BOSTON - Minnesota State is going for a title. The Mavericks clinched their spot in the final by trouncing the University of Minnesota 5-1 in a game that was nearly entirely played the way MSU wanted. The only blemish? An early 2-on-0 that resulted in the Gophers' only goal, scored by Matthew Knies (TOR).
While they have been the class of the CCHA for a number of years, Minnesota State never broke through on the national stage, previously falling short in the tournament even when they were the favorite in their match-up.
The Mavs were also the only final four team this year that was not laden with drafted NHL prospects; Nathan Smith (ARI) is the only one right now, though we will surely see at least one or two players signed as free agents once the Frozen Four concludes. What they do have, however, is an unceasing cohesiveness that allows them to keep opponents to the outside and limit the scoring chances on star goalie Dryden McKay. And the pressure isn't limited to the defense; the forwards play a big role in preventing the opposition from gaining any momentum, too. So how long did it take for this group to buy into coach Mike Hastings' system?
"I think it's right when you step foot on campus," said left winger Reggie Lutz. "Ever since Coach has been here in Mankato, he's built a great culture of family, team first. Anything that gets thrown our way, you're going to put our team first. We don't have one selfish guy on our team. That's kind of our M.O. Whoever is playing great that night is going to get some more playing time maybe than the other guy, and the other guy that's not played as much is still going to be cheering us on, staying positive. That's just kind of what our culture is: 'We before me.' "

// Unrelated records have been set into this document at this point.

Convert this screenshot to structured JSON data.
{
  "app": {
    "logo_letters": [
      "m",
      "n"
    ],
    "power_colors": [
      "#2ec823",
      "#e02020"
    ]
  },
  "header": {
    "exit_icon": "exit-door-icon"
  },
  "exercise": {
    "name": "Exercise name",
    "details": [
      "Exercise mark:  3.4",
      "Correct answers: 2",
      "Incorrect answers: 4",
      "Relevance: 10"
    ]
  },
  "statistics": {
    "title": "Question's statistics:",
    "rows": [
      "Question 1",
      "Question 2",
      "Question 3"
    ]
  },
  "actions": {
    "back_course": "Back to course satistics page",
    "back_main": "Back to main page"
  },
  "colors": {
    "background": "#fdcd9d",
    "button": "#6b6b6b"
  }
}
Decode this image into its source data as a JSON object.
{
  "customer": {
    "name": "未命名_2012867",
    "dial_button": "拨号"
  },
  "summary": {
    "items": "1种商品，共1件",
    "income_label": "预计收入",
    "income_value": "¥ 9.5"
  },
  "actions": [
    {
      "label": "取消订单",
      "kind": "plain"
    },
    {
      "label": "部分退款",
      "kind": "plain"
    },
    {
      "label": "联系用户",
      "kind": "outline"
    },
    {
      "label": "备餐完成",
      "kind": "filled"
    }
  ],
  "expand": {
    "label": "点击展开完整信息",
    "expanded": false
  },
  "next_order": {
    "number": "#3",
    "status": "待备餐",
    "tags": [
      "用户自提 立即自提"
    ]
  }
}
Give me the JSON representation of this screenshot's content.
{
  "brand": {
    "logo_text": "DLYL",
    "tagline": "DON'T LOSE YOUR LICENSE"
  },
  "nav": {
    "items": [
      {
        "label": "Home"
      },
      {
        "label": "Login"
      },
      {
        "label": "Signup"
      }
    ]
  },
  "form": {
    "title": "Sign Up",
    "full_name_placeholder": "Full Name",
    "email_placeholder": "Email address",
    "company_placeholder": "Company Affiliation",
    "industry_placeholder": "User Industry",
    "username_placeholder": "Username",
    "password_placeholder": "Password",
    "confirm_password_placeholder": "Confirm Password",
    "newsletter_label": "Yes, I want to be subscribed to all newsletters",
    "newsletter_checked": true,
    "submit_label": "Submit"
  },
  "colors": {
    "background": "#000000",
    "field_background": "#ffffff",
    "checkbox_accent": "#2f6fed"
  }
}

Fun story from Lutz post-game: He scored a wraparound in the game and apparently, that was a big deal back in the day. When he was growing up in Elk River, Minnesota, his dad would take him to McDonald's for a Happy Meal every time the youngster scored a wraparound. I smell an endorsement in the future...
McKay has another fun day ahead of him, as the netminder is up for both the Hobey Baker Award (top NCAA player) and the Mike Richter Award (top NCAA goalie).
With the Gophers' season finished, it's time to turn our attention to NHL futures. Center Ben Meyers is the No. 1 college free agent in the land and led Minnesota in scoring with 41 points in 34 games as a junior. Here's what an NHL scout told me about him:
"He's been physically NHL-ready since he got to the Gophers. He could have jumped as a freshman because he's really fast and really quick for a kid who is 200 pounds. Super-diligent, he's got a motor so he gets on guys quick. Good hands, he can make plays, but most of what he does revolves around his energy and feet. Is he a second-line player versus a fourth-line player? That will work itself out at the NHL level, not the AHL level. Best guy in the market because he's a shoo-in."
A lot of folks in Toronto are excited about power forward Matthew Knies and the Gophers freshman did have an incredible season, finishing second in team scoring to Meyers. But is there really a rush to get him into the pros? Unless the Leafs think they need his 6-foot-3, 210-pound frame in the playoffs right away, I wouldn't mind seeing Knies spend one more season in college.
Shout-out to Minnesota State's fans; they were raucous all game and it's nice to see them rewarded. Any team that uses "Ole, Ole, Ole" as its goal song when its mascot is a bull is good in my books...